Ipswich in old picture postcards

Ipswich in old picture postcards

Auteur
:   Paul Fincham
Gemeente
:  
Provincie
:   Suffolk
Land
:   United Kingdom
ISBN13
:   978-90-288-3406-4
Pagina's
:   144
Prijs
:   EUR 16.95 Incl BTW *

Levertijd: 2-3 weken (onder voorbehoud). Het getoonde omslag kan afwijken.

   


Fragmenten uit het boek 'Ipswich in old picture postcards'

<<  |  <  |  1  |  2  |  3  |  4  |  5  |  6  |  7  |  8  |  9  |  >  |  >>

39. The Albion Mills public house at the top ofWoodbridge Road hill was demolished, 1995. An 1885 Directory names a miller, not a publican, living there. A garage has swallowed part of the terrace of houses beyond. The Case is Altered Inn, 1913 'Tudor Revival' by IS. Corder, fills the extreme right of the picture.

40. The Ipswich and Suffolk Freehold Land Society, formed in 1849 to help working-class people acquire their own houses, bought part ofthe Cauldwell Hall estate. This block, with the name-plaque Freehold Terrace 1877, was one of its earliest developments. This 1913 photograph may have been another trade card. It was sent by the owner of the little draper's shop at No. 190 Cauldwell Hall Road, now once again a private house.

Ki~by Street, lpswit.h.
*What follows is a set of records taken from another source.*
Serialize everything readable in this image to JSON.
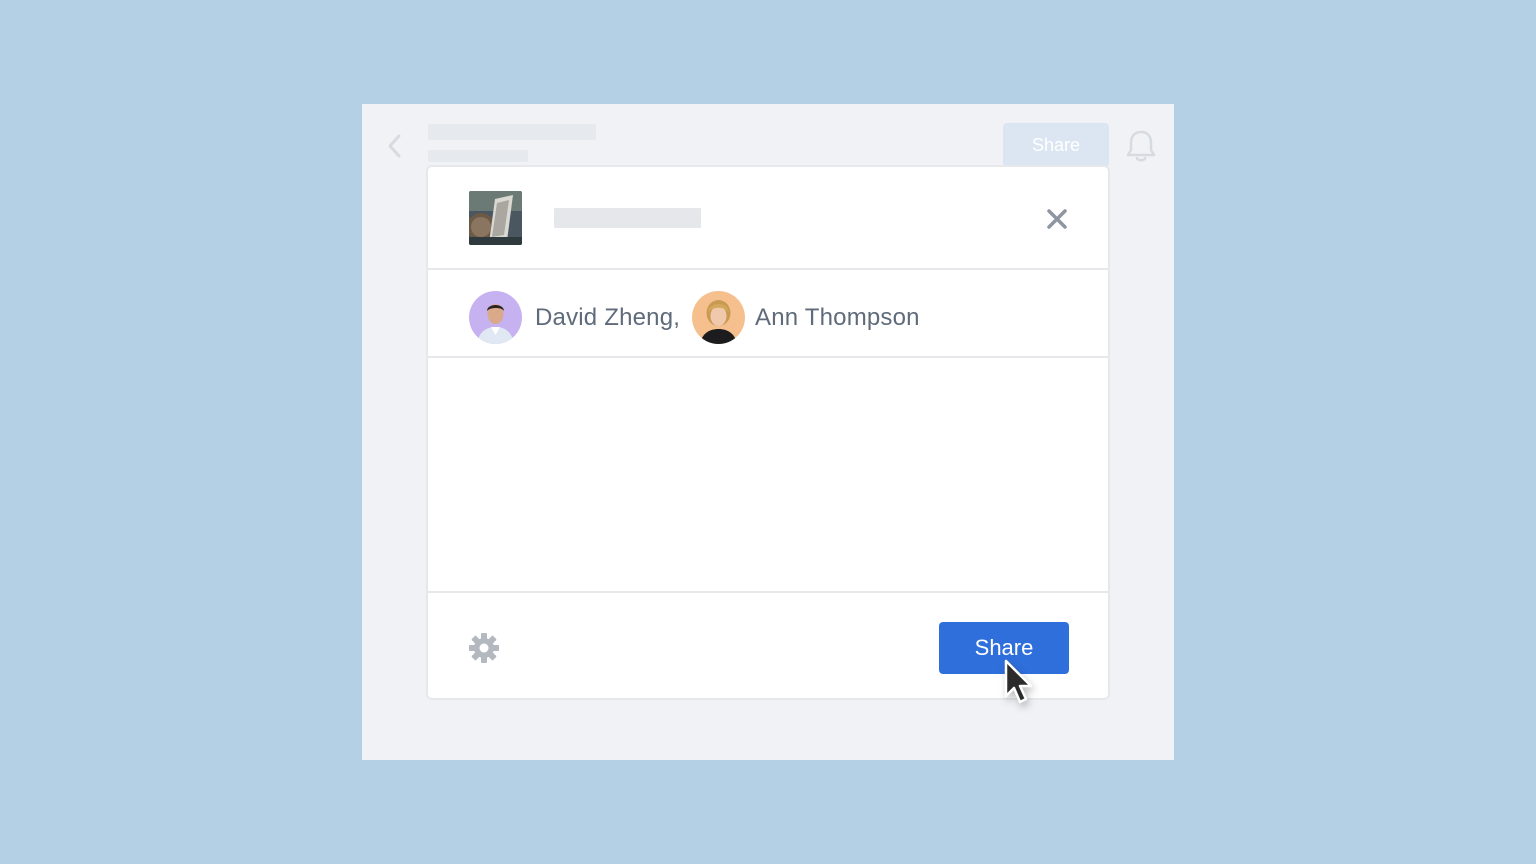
{
  "background_color": "#b4d0e5",
  "app": {
    "header": {
      "back_icon": "chevron-left-icon",
      "share_label": "Share",
      "notification_icon": "bell-icon"
    }
  },
  "share_dialog": {
    "file_thumbnail": "file-thumbnail-image",
    "close_icon": "close-icon",
    "recipients": [
      {
        "name": "David Zheng,",
        "avatar": "avatar-photo",
        "avatar_bg": "#c6b2f0"
      },
      {
        "name": "Ann Thompson",
        "avatar": "avatar-photo",
        "avatar_bg": "#f6c08e"
      }
    ],
    "message": "",
    "footer": {
      "settings_icon": "gear-icon",
      "share_label": "Share"
    }
  },
  "colors": {
    "primary_button": "#2f6fdb",
    "disabled_button": "#dbe6f2",
    "text_muted": "#5f6b7a"
  }
}
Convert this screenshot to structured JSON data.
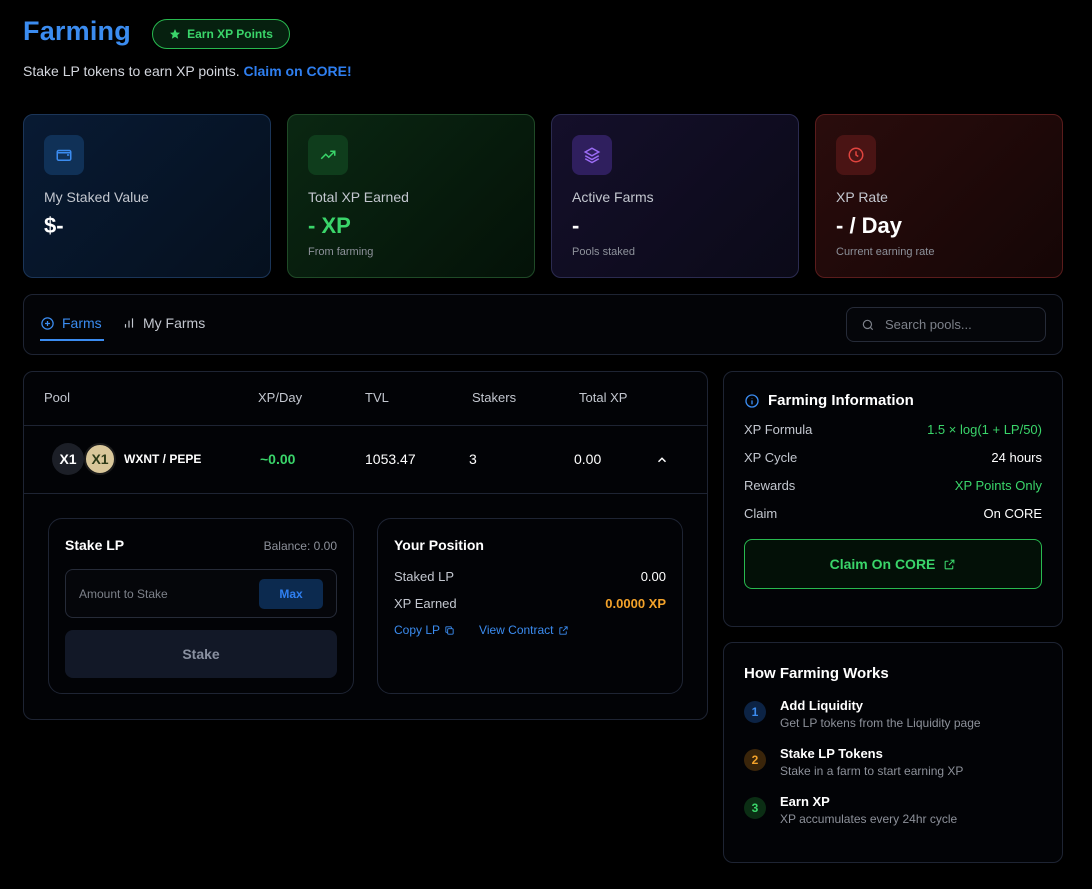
{
  "header": {
    "title": "Farming",
    "badge": "Earn XP Points",
    "subtitle": "Stake LP tokens to earn XP points.",
    "subtitle_link": "Claim on CORE!"
  },
  "stats": [
    {
      "label": "My Staked Value",
      "value": "$-",
      "note": "",
      "icon": "wallet-icon",
      "color": "#3b8cf0"
    },
    {
      "label": "Total XP Earned",
      "value": "- XP",
      "note": "From farming",
      "icon": "trending-up-icon",
      "color": "#3ad56a"
    },
    {
      "label": "Active Farms",
      "value": "-",
      "note": "Pools staked",
      "icon": "layers-icon",
      "color": "#9b6cf5"
    },
    {
      "label": "XP Rate",
      "value": "- / Day",
      "note": "Current earning rate",
      "icon": "clock-icon",
      "color": "#e0443e"
    }
  ],
  "tabs": [
    {
      "label": "Farms",
      "icon": "plus-circle-icon",
      "active": true
    },
    {
      "label": "My Farms",
      "icon": "bar-chart-icon",
      "active": false
    }
  ],
  "search": {
    "placeholder": "Search pools..."
  },
  "table": {
    "headers": [
      "Pool",
      "XP/Day",
      "TVL",
      "Stakers",
      "Total XP"
    ],
    "rows": [
      {
        "token_a": "X1",
        "token_b": "X1",
        "pair": "WXNT / PEPE",
        "xp_day": "~0.00",
        "tvl": "1053.47",
        "stakers": "3",
        "total_xp": "0.00"
      }
    ]
  },
  "stake": {
    "title": "Stake LP",
    "balance": "Balance: 0.00",
    "placeholder": "Amount to Stake",
    "max": "Max",
    "button": "Stake"
  },
  "position": {
    "title": "Your Position",
    "staked_label": "Staked LP",
    "staked_value": "0.00",
    "earned_label": "XP Earned",
    "earned_value": "0.0000 XP",
    "copy_link": "Copy LP",
    "contract_link": "View Contract"
  },
  "info": {
    "title": "Farming Information",
    "rows": [
      {
        "label": "XP Formula",
        "value": "1.5 × log(1 + LP/50)"
      },
      {
        "label": "XP Cycle",
        "value": "24 hours"
      },
      {
        "label": "Rewards",
        "value": "XP Points Only"
      },
      {
        "label": "Claim",
        "value": "On CORE"
      }
    ],
    "claim_button": "Claim On CORE"
  },
  "how": {
    "title": "How Farming Works",
    "steps": [
      {
        "num": "1",
        "title": "Add Liquidity",
        "desc": "Get LP tokens from the Liquidity page"
      },
      {
        "num": "2",
        "title": "Stake LP Tokens",
        "desc": "Stake in a farm to start earning XP"
      },
      {
        "num": "3",
        "title": "Earn XP",
        "desc": "XP accumulates every 24hr cycle"
      }
    ]
  }
}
41. The most remarkable thing about this posteard is the date on whieh it was written: 4th August 1914. That day, Britain declared war on Germany, but the sender was not eoneerned with European polities. 'I have got that plaee at last, at Felixstowe,' she wrote. 'Now say I don't want to work!' Kirby Street is little changed, although the trees on the left have given way to modern houses.
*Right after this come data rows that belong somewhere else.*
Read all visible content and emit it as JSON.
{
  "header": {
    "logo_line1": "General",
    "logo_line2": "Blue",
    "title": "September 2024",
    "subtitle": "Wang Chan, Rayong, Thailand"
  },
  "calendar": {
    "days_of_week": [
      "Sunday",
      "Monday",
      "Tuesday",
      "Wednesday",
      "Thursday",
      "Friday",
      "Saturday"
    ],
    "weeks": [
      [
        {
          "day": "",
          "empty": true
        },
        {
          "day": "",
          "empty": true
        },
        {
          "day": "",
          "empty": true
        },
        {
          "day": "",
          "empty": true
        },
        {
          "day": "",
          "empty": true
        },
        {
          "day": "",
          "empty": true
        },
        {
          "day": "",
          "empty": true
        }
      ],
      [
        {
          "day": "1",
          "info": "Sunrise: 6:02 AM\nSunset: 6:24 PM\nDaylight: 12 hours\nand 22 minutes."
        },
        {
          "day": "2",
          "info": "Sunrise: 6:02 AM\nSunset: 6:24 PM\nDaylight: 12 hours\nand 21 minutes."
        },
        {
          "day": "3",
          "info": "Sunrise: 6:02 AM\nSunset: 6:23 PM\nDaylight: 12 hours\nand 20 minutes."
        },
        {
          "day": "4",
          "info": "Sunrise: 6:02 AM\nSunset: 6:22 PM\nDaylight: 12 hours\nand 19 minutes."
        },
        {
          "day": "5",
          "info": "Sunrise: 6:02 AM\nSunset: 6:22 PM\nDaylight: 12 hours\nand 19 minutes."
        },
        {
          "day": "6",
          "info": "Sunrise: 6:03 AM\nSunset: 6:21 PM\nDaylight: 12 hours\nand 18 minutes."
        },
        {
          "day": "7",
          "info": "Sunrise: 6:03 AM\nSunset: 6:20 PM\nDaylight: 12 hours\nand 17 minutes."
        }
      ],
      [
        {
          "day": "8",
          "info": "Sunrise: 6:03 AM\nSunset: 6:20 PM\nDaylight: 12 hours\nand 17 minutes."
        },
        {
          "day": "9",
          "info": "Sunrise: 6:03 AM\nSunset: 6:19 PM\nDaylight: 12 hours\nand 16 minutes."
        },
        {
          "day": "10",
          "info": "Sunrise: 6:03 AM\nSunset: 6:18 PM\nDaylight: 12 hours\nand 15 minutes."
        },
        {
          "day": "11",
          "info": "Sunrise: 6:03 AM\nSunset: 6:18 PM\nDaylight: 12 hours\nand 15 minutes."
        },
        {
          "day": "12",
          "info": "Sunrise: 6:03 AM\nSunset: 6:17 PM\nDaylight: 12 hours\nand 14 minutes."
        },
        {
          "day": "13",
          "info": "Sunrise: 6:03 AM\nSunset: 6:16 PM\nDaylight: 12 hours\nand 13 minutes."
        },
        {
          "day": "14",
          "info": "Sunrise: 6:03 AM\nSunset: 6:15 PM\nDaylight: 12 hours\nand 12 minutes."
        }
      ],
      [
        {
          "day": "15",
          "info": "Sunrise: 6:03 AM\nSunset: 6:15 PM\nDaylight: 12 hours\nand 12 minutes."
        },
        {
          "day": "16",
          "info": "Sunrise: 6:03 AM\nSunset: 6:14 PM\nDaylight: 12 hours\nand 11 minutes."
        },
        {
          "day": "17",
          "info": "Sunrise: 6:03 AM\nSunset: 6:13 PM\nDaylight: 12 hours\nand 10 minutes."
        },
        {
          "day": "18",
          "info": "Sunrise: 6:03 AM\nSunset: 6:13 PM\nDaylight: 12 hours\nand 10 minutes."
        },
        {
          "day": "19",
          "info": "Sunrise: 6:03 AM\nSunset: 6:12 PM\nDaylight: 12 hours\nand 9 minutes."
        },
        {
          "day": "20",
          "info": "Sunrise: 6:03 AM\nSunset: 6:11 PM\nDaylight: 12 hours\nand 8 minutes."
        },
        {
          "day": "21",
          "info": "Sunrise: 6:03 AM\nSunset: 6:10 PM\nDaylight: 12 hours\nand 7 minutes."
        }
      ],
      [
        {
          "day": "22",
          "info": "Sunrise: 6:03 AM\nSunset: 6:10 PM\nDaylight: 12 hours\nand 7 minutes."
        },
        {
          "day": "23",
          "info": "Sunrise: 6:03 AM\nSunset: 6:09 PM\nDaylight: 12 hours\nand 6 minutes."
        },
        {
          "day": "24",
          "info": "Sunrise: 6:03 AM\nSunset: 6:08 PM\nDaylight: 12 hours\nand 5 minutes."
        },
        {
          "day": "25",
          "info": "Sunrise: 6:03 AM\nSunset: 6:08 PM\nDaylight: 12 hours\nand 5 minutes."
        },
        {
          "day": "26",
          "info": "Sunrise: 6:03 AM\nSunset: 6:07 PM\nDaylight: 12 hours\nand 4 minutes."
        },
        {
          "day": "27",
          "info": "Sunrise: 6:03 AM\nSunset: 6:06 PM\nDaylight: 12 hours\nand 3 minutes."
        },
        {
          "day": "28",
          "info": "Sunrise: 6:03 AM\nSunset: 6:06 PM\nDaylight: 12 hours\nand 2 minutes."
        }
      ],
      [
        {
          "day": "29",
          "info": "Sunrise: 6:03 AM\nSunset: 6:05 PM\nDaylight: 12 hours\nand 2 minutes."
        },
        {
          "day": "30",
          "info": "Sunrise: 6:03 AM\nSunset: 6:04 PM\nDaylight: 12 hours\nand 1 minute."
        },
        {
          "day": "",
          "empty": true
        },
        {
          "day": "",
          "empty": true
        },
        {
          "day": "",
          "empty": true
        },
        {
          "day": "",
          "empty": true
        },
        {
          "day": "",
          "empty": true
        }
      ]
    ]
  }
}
42. The tramline track between Major's Corner and St. Helen's Church, on the right of this 1907 postcard, was not made double until after the First World War. If two tramears had to pass each other, they could only do so on a loop of rail in the road at this point. The projecting signboard just beyond the church railings advertises the wares of Goffin the grocer.

43. Tuddenham Road, with milk being delivered to No. 51 by Horace Lloyd, dairyman, whose cart proclaims proudly: 'Jersey Cows Kept for Infants and Invalids.' His dairy is the house on the right of the road. The open ground there, between the road and the Old Cemetery, is now built over with modern houses.

??

?

44. A bridge here, at Stoke, was washed away by floods in 1818. William Cubitt, chief engineer in the firm of Ransomes, designed this graceful replacement. The tramcar seems to have strayed into a scene of 1818. Cubitt's bridge lasted more than a century: supplanted in 1924 by a distinctive white, arched structure. In the 1980's that was in turn rebuilt and enlarged to improve the enormous traffic flow here.

Z7 P. - ./1!SWlC1i. CUSTO

-' -~-

- --

45. Disfigured here byevergreens, Ipswich's finest Victorian building, the Custom House, cost f4,250 in 1845. The opening firework display was remembered for many years, particulady by the workhouse orphans, invited by Mayor RodweIl to watch from the quayside. They carried a banner: 'Though Poor, Happy and Grateful.' Zeppelin bombs blewout the doek face in 1916. The building, lately cleaned, has recovered its earliest distinction.

?

46. To make the Wet Doek, in 1842, the river was dammed below Stoke Bridge and replaced by this channel, the New Cut. The originallock soon proved too small and another was built, but the bricked-up entrance and wing walls (right) survive. Pleasure steamers like this, the Orwell, sailed regularly to Harwich and Felixstowe from the New Cut landing-stage. The distant buildings are Mason's oil mill at St. Peter's Doek.

47. The new loek, a decade after its completion in 1881. The swing bridge is not yet in place but the pit for it (on the left) is ready. The barge, the Ethel Edith, may have belonged to Edward Packard, whose fertiliser works, along with Ransome's Orwell Works, were in Duke Street. The Ipswich Gas Light Company built their gasworks here in 1822, convenient for importing coal before the railway age.

48. When the Wet Doek was built in the 1840's, the bank of the New Cut was laid out as a public Promenade. A long avenue oflime and pine trees led to the 'Umbrella', a shelter with seats, at the end, from which there was a fine view of the river. Although it was temporarily restored in 1922, the Promenade's amenity-value has been sacrificed to crude commercial interests.

<<  |  <  |  1  |  2  |  3  |  4  |  5  |  6  |  7  |  8  |  9  |  >  |  >>

Sitemap | Links | Colofon | Privacy | Disclaimer | Leveringsvoorwaarden | © 2009 - 2019 Uitgeverij Europese Bibliotheek